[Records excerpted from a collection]

# # # #

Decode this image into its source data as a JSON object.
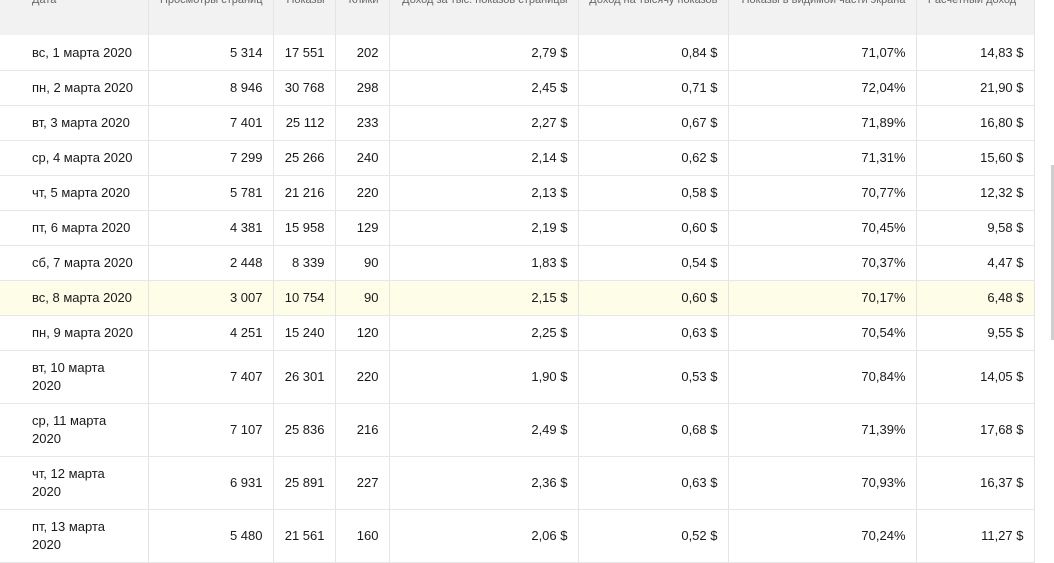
{
  "columns": [
    {
      "id": "date",
      "label": "Дата"
    },
    {
      "id": "pageviews",
      "label": "Просмотры страниц"
    },
    {
      "id": "impressions",
      "label": "Показы"
    },
    {
      "id": "clicks",
      "label": "Клики"
    },
    {
      "id": "rpm",
      "label": "Доход за тыс. показов страницы"
    },
    {
      "id": "ecpm",
      "label": "Доход на тысячу показов"
    },
    {
      "id": "viewability",
      "label": "Показы в видимой части экрана"
    },
    {
      "id": "earnings",
      "label": "Расчетный доход *"
    }
  ],
  "rows": [
    {
      "date": "вс, 1 марта 2020",
      "pageviews": "5 314",
      "impressions": "17 551",
      "clicks": "202",
      "rpm": "2,79 $",
      "ecpm": "0,84 $",
      "viewability": "71,07%",
      "earnings": "14,83 $"
    },
    {
      "date": "пн, 2 марта 2020",
      "pageviews": "8 946",
      "impressions": "30 768",
      "clicks": "298",
      "rpm": "2,45 $",
      "ecpm": "0,71 $",
      "viewability": "72,04%",
      "earnings": "21,90 $"
    },
    {
      "date": "вт, 3 марта 2020",
      "pageviews": "7 401",
      "impressions": "25 112",
      "clicks": "233",
      "rpm": "2,27 $",
      "ecpm": "0,67 $",
      "viewability": "71,89%",
      "earnings": "16,80 $"
    },
    {
      "date": "ср, 4 марта 2020",
      "pageviews": "7 299",
      "impressions": "25 266",
      "clicks": "240",
      "rpm": "2,14 $",
      "ecpm": "0,62 $",
      "viewability": "71,31%",
      "earnings": "15,60 $"
    },
    {
      "date": "чт, 5 марта 2020",
      "pageviews": "5 781",
      "impressions": "21 216",
      "clicks": "220",
      "rpm": "2,13 $",
      "ecpm": "0,58 $",
      "viewability": "70,77%",
      "earnings": "12,32 $"
    },
    {
      "date": "пт, 6 марта 2020",
      "pageviews": "4 381",
      "impressions": "15 958",
      "clicks": "129",
      "rpm": "2,19 $",
      "ecpm": "0,60 $",
      "viewability": "70,45%",
      "earnings": "9,58 $"
    },
    {
      "date": "сб, 7 марта 2020",
      "pageviews": "2 448",
      "impressions": "8 339",
      "clicks": "90",
      "rpm": "1,83 $",
      "ecpm": "0,54 $",
      "viewability": "70,37%",
      "earnings": "4,47 $"
    },
    {
      "date": "вс, 8 марта 2020",
      "pageviews": "3 007",
      "impressions": "10 754",
      "clicks": "90",
      "rpm": "2,15 $",
      "ecpm": "0,60 $",
      "viewability": "70,17%",
      "earnings": "6,48 $"
    },
    {
      "date": "пн, 9 марта 2020",
      "pageviews": "4 251",
      "impressions": "15 240",
      "clicks": "120",
      "rpm": "2,25 $",
      "ecpm": "0,63 $",
      "viewability": "70,54%",
      "earnings": "9,55 $"
    },
    {
      "date": "вт, 10 марта 2020",
      "pageviews": "7 407",
      "impressions": "26 301",
      "clicks": "220",
      "rpm": "1,90 $",
      "ecpm": "0,53 $",
      "viewability": "70,84%",
      "earnings": "14,05 $"
    },
    {
      "date": "ср, 11 марта 2020",
      "pageviews": "7 107",
      "impressions": "25 836",
      "clicks": "216",
      "rpm": "2,49 $",
      "ecpm": "0,68 $",
      "viewability": "71,39%",
      "earnings": "17,68 $"
    },
    {
      "date": "чт, 12 марта 2020",
      "pageviews": "6 931",
      "impressions": "25 891",
      "clicks": "227",
      "rpm": "2,36 $",
      "ecpm": "0,63 $",
      "viewability": "70,93%",
      "earnings": "16,37 $"
    },
    {
      "date": "пт, 13 марта 2020",
      "pageviews": "5 480",
      "impressions": "21 561",
      "clicks": "160",
      "rpm": "2,06 $",
      "ecpm": "0,52 $",
      "viewability": "70,24%",
      "earnings": "11,27 $"
    }
  ]
}
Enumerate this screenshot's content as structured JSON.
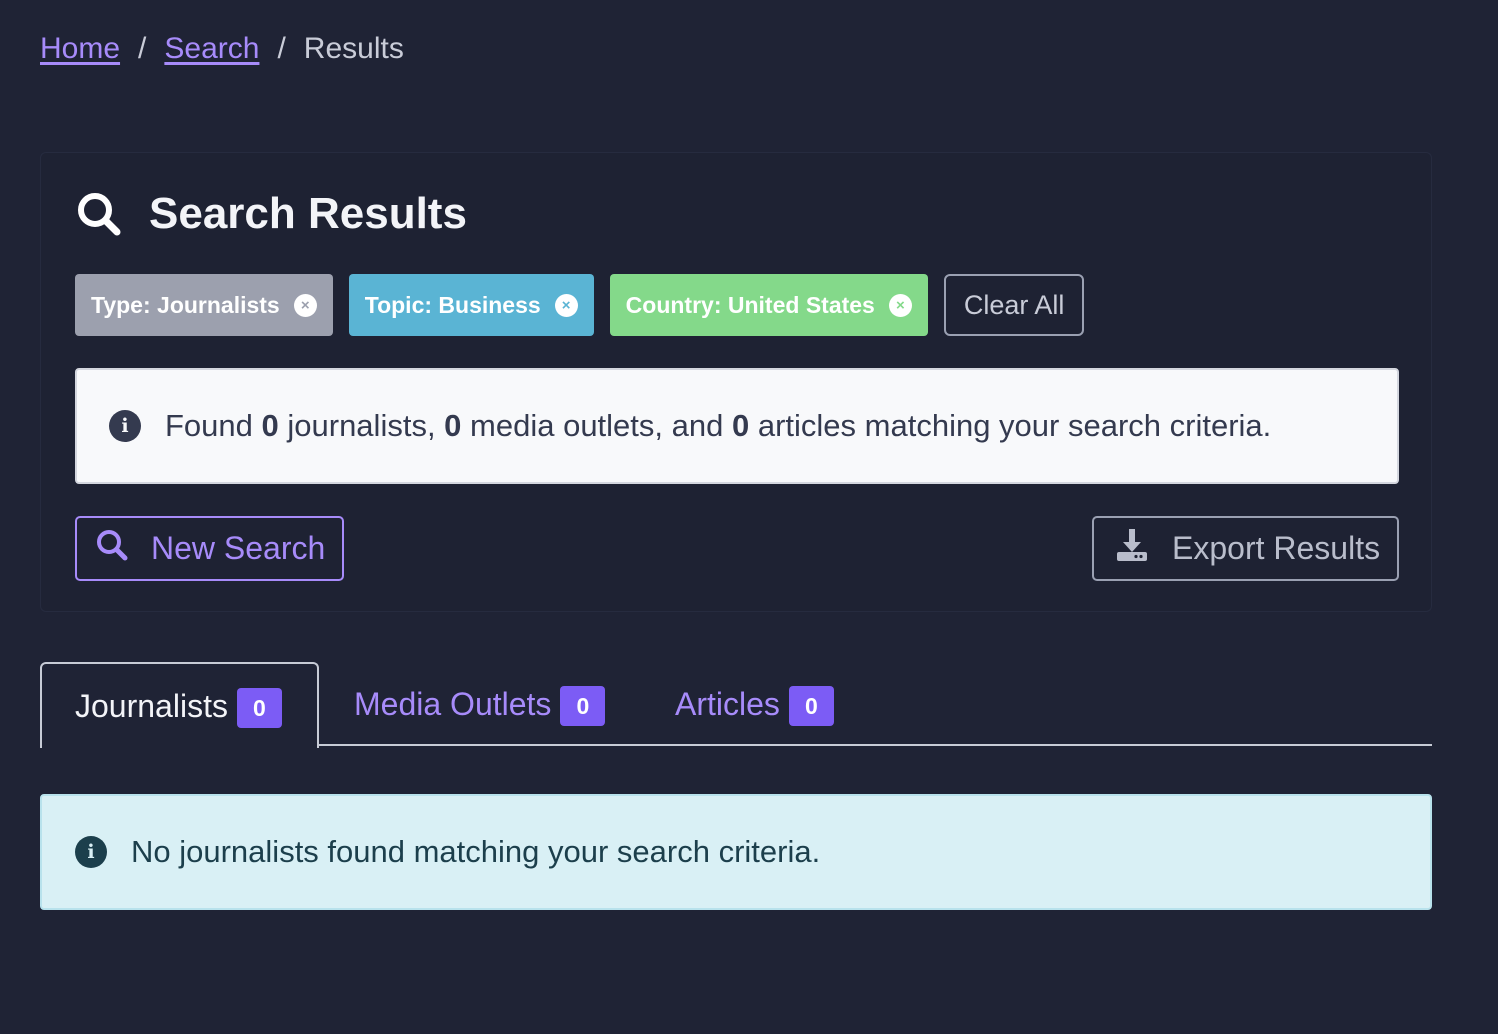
{
  "breadcrumb": {
    "home": "Home",
    "sep1": "/",
    "search": "Search",
    "sep2": "/",
    "current": "Results"
  },
  "card": {
    "title": "Search Results",
    "icon": "search-icon",
    "filters": [
      {
        "label": "Type: Journalists",
        "color": "#9ca0ae"
      },
      {
        "label": "Topic: Business",
        "color": "#5ab4d4"
      },
      {
        "label": "Country: United States",
        "color": "#84d98a"
      }
    ],
    "remove_glyph": "×",
    "clear_all": "Clear All",
    "summary": {
      "prefix": "Found ",
      "journalists_count": "0",
      "mid1": " journalists, ",
      "outlets_count": "0",
      "mid2": " media outlets, and ",
      "articles_count": "0",
      "suffix": " articles matching your search criteria."
    },
    "new_search": "New Search",
    "export": "Export Results"
  },
  "tabs": [
    {
      "label": "Journalists",
      "count": "0",
      "active": true
    },
    {
      "label": "Media Outlets",
      "count": "0",
      "active": false
    },
    {
      "label": "Articles",
      "count": "0",
      "active": false
    }
  ],
  "empty_message": "No journalists found matching your search criteria.",
  "info_glyph": "i",
  "colors": {
    "background": "#1f2335",
    "accent": "#a78bfa",
    "badge": "#7c5cf5",
    "info_alert": "#d9f0f5"
  }
}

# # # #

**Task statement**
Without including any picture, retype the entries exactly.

**Solution**
Decode this image into its source data as a JSON object.
{
  "columns": [
    {
      "id": "date",
      "label": "Дата"
    },
    {
      "id": "pageviews",
      "label": "Просмотры страниц"
    },
    {
      "id": "impressions",
      "label": "Показы"
    },
    {
      "id": "clicks",
      "label": "Клики"
    },
    {
      "id": "rpm",
      "label": "Доход за тыс. показов страницы"
    },
    {
      "id": "ecpm",
      "label": "Доход на тысячу показов"
    },
    {
      "id": "viewability",
      "label": "Показы в видимой части экрана"
    },
    {
      "id": "earnings",
      "label": "Расчетный доход *"
    }
  ],
  "rows": [
    {
      "date": "вс, 1 марта 2020",
      "pageviews": "5 314",
      "impressions": "17 551",
      "clicks": "202",
      "rpm": "2,79 $",
      "ecpm": "0,84 $",
      "viewability": "71,07%",
      "earnings": "14,83 $"
    },
    {
      "date": "пн, 2 марта 2020",
      "pageviews": "8 946",
      "impressions": "30 768",
      "clicks": "298",
      "rpm": "2,45 $",
      "ecpm": "0,71 $",
      "viewability": "72,04%",
      "earnings": "21,90 $"
    },
    {
      "date": "вт, 3 марта 2020",
      "pageviews": "7 401",
      "impressions": "25 112",
      "clicks": "233",
      "rpm": "2,27 $",
      "ecpm": "0,67 $",
      "viewability": "71,89%",
      "earnings": "16,80 $"
    },
    {
      "date": "ср, 4 марта 2020",
      "pageviews": "7 299",
      "impressions": "25 266",
      "clicks": "240",
      "rpm": "2,14 $",
      "ecpm": "0,62 $",
      "viewability": "71,31%",
      "earnings": "15,60 $"
    },
    {
      "date": "чт, 5 марта 2020",
      "pageviews": "5 781",
      "impressions": "21 216",
      "clicks": "220",
      "rpm": "2,13 $",
      "ecpm": "0,58 $",
      "viewability": "70,77%",
      "earnings": "12,32 $"
    },
    {
      "date": "пт, 6 марта 2020",
      "pageviews": "4 381",
      "impressions": "15 958",
      "clicks": "129",
      "rpm": "2,19 $",
      "ecpm": "0,60 $",
      "viewability": "70,45%",
      "earnings": "9,58 $"
    },
    {
      "date": "сб, 7 марта 2020",
      "pageviews": "2 448",
      "impressions": "8 339",
      "clicks": "90",
      "rpm": "1,83 $",
      "ecpm": "0,54 $",
      "viewability": "70,37%",
      "earnings": "4,47 $"
    },
    {
      "date": "вс, 8 марта 2020",
      "pageviews": "3 007",
      "impressions": "10 754",
      "clicks": "90",
      "rpm": "2,15 $",
      "ecpm": "0,60 $",
      "viewability": "70,17%",
      "earnings": "6,48 $"
    },
    {
      "date": "пн, 9 марта 2020",
      "pageviews": "4 251",
      "impressions": "15 240",
      "clicks": "120",
      "rpm": "2,25 $",
      "ecpm": "0,63 $",
      "viewability": "70,54%",
      "earnings": "9,55 $"
    },
    {
      "date": "вт, 10 марта 2020",
      "pageviews": "7 407",
      "impressions": "26 301",
      "clicks": "220",
      "rpm": "1,90 $",
      "ecpm": "0,53 $",
      "viewability": "70,84%",
      "earnings": "14,05 $"
    },
    {
      "date": "ср, 11 марта 2020",
      "pageviews": "7 107",
      "impressions": "25 836",
      "clicks": "216",
      "rpm": "2,49 $",
      "ecpm": "0,68 $",
      "viewability": "71,39%",
      "earnings": "17,68 $"
    },
    {
      "date": "чт, 12 марта 2020",
      "pageviews": "6 931",
      "impressions": "25 891",
      "clicks": "227",
      "rpm": "2,36 $",
      "ecpm": "0,63 $",
      "viewability": "70,93%",
      "earnings": "16,37 $"
    },
    {
      "date": "пт, 13 марта 2020",
      "pageviews": "5 480",
      "impressions": "21 561",
      "clicks": "160",
      "rpm": "2,06 $",
      "ecpm": "0,52 $",
      "viewability": "70,24%",
      "earnings": "11,27 $"
    }
  ]
}
Enumerate this screenshot's content as structured JSON.
{
  "breadcrumb": {
    "home": "Home",
    "sep1": "/",
    "search": "Search",
    "sep2": "/",
    "current": "Results"
  },
  "card": {
    "title": "Search Results",
    "icon": "search-icon",
    "filters": [
      {
        "label": "Type: Journalists",
        "color": "#9ca0ae"
      },
      {
        "label": "Topic: Business",
        "color": "#5ab4d4"
      },
      {
        "label": "Country: United States",
        "color": "#84d98a"
      }
    ],
    "remove_glyph": "×",
    "clear_all": "Clear All",
    "summary": {
      "prefix": "Found ",
      "journalists_count": "0",
      "mid1": " journalists, ",
      "outlets_count": "0",
      "mid2": " media outlets, and ",
      "articles_count": "0",
      "suffix": " articles matching your search criteria."
    },
    "new_search": "New Search",
    "export": "Export Results"
  },
  "tabs": [
    {
      "label": "Journalists",
      "count": "0",
      "active": true
    },
    {
      "label": "Media Outlets",
      "count": "0",
      "active": false
    },
    {
      "label": "Articles",
      "count": "0",
      "active": false
    }
  ],
  "empty_message": "No journalists found matching your search criteria.",
  "info_glyph": "i",
  "colors": {
    "background": "#1f2335",
    "accent": "#a78bfa",
    "badge": "#7c5cf5",
    "info_alert": "#d9f0f5"
  }
}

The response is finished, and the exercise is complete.